**WHAT YOU NEED TO DO:** Copy out the data exactly, leaving the pictures behind.

**THE INPUT:**
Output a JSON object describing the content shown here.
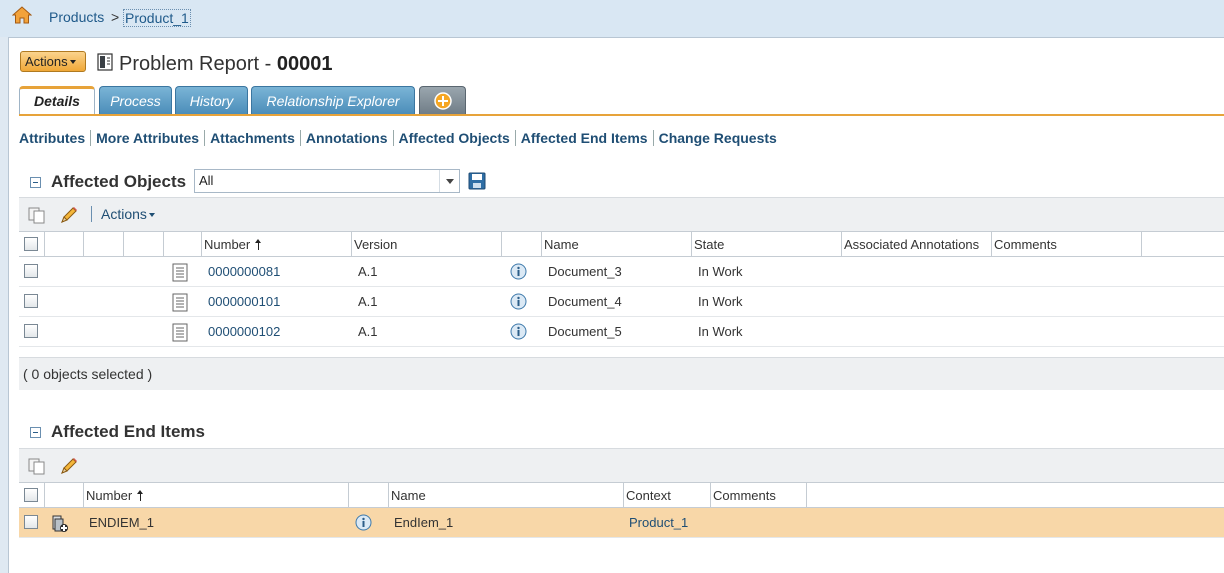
{
  "breadcrumb": {
    "items": [
      "Products",
      "Product_1"
    ],
    "separator": ">"
  },
  "header": {
    "actions_label": "Actions",
    "title_prefix": "Problem Report - ",
    "title_number": "00001"
  },
  "tabs": [
    {
      "label": "Details",
      "active": true
    },
    {
      "label": "Process",
      "active": false
    },
    {
      "label": "History",
      "active": false
    },
    {
      "label": "Relationship Explorer",
      "active": false
    }
  ],
  "subnav": [
    "Attributes",
    "More Attributes",
    "Attachments",
    "Annotations",
    "Affected Objects",
    "Affected End Items",
    "Change Requests"
  ],
  "affected_objects": {
    "title": "Affected Objects",
    "filter_value": "All",
    "toolbar_actions_label": "Actions",
    "columns": [
      "Number",
      "Version",
      "Name",
      "State",
      "Associated Annotations",
      "Comments"
    ],
    "rows": [
      {
        "number": "0000000081",
        "version": "A.1",
        "name": "Document_3",
        "state": "In Work"
      },
      {
        "number": "0000000101",
        "version": "A.1",
        "name": "Document_4",
        "state": "In Work"
      },
      {
        "number": "0000000102",
        "version": "A.1",
        "name": "Document_5",
        "state": "In Work"
      }
    ],
    "status": "( 0 objects selected )"
  },
  "affected_end_items": {
    "title": "Affected End Items",
    "columns": [
      "Number",
      "Name",
      "Context",
      "Comments"
    ],
    "rows": [
      {
        "number": "ENDIEM_1",
        "name": "EndIem_1",
        "context": "Product_1",
        "selected": true
      }
    ]
  },
  "colors": {
    "accent": "#e7a33a",
    "tab_blue": "#4a8cb8",
    "link": "#1f4e74",
    "selected_row": "#f8d7a8"
  }
}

**RESPONSE AREA:**
Output a JSON object describing the content shown here.
{
  "breadcrumb": {
    "items": [
      "Products",
      "Product_1"
    ],
    "separator": ">"
  },
  "header": {
    "actions_label": "Actions",
    "title_prefix": "Problem Report - ",
    "title_number": "00001"
  },
  "tabs": [
    {
      "label": "Details",
      "active": true
    },
    {
      "label": "Process",
      "active": false
    },
    {
      "label": "History",
      "active": false
    },
    {
      "label": "Relationship Explorer",
      "active": false
    }
  ],
  "subnav": [
    "Attributes",
    "More Attributes",
    "Attachments",
    "Annotations",
    "Affected Objects",
    "Affected End Items",
    "Change Requests"
  ],
  "affected_objects": {
    "title": "Affected Objects",
    "filter_value": "All",
    "toolbar_actions_label": "Actions",
    "columns": [
      "Number",
      "Version",
      "Name",
      "State",
      "Associated Annotations",
      "Comments"
    ],
    "rows": [
      {
        "number": "0000000081",
        "version": "A.1",
        "name": "Document_3",
        "state": "In Work"
      },
      {
        "number": "0000000101",
        "version": "A.1",
        "name": "Document_4",
        "state": "In Work"
      },
      {
        "number": "0000000102",
        "version": "A.1",
        "name": "Document_5",
        "state": "In Work"
      }
    ],
    "status": "( 0 objects selected )"
  },
  "affected_end_items": {
    "title": "Affected End Items",
    "columns": [
      "Number",
      "Name",
      "Context",
      "Comments"
    ],
    "rows": [
      {
        "number": "ENDIEM_1",
        "name": "EndIem_1",
        "context": "Product_1",
        "selected": true
      }
    ]
  },
  "colors": {
    "accent": "#e7a33a",
    "tab_blue": "#4a8cb8",
    "link": "#1f4e74",
    "selected_row": "#f8d7a8"
  }
}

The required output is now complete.